> [Task requirements] Find the word "Añadir" in the records below. List each line containing it.

> [Supplied entries]

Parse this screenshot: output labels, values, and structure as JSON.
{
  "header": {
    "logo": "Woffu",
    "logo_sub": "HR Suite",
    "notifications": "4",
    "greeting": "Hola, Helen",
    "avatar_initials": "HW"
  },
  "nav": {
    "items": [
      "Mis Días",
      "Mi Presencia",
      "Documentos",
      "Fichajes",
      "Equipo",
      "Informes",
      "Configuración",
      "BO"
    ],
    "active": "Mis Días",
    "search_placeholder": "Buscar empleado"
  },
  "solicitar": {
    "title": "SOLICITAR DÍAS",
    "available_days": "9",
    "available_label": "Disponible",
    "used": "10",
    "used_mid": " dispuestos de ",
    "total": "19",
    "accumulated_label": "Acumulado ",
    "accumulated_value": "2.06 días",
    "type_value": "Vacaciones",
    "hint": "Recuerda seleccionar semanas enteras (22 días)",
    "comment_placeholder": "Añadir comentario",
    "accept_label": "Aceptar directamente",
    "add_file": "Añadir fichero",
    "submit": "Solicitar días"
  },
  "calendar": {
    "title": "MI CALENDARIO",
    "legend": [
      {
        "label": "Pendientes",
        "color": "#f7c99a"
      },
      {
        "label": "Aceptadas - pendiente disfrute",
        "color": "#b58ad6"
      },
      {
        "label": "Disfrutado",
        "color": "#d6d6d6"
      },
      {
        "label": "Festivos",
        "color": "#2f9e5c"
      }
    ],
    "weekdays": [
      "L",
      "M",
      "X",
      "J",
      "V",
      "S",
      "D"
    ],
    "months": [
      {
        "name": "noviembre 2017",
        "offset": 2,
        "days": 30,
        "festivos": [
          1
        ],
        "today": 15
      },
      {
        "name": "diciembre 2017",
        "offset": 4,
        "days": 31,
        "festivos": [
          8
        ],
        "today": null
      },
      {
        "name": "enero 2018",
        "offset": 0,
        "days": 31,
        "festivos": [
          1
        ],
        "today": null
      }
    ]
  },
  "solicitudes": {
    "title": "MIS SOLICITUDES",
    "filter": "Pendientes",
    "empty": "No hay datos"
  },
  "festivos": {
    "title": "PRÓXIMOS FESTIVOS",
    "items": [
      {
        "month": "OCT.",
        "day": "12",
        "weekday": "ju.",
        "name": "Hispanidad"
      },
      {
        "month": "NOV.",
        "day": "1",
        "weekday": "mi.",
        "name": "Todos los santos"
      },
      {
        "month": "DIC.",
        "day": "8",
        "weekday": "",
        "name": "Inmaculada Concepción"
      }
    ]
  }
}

> [Answer for this exercise]
    "comment_placeholder": "Añadir comentario",
    "add_file": "Añadir fichero",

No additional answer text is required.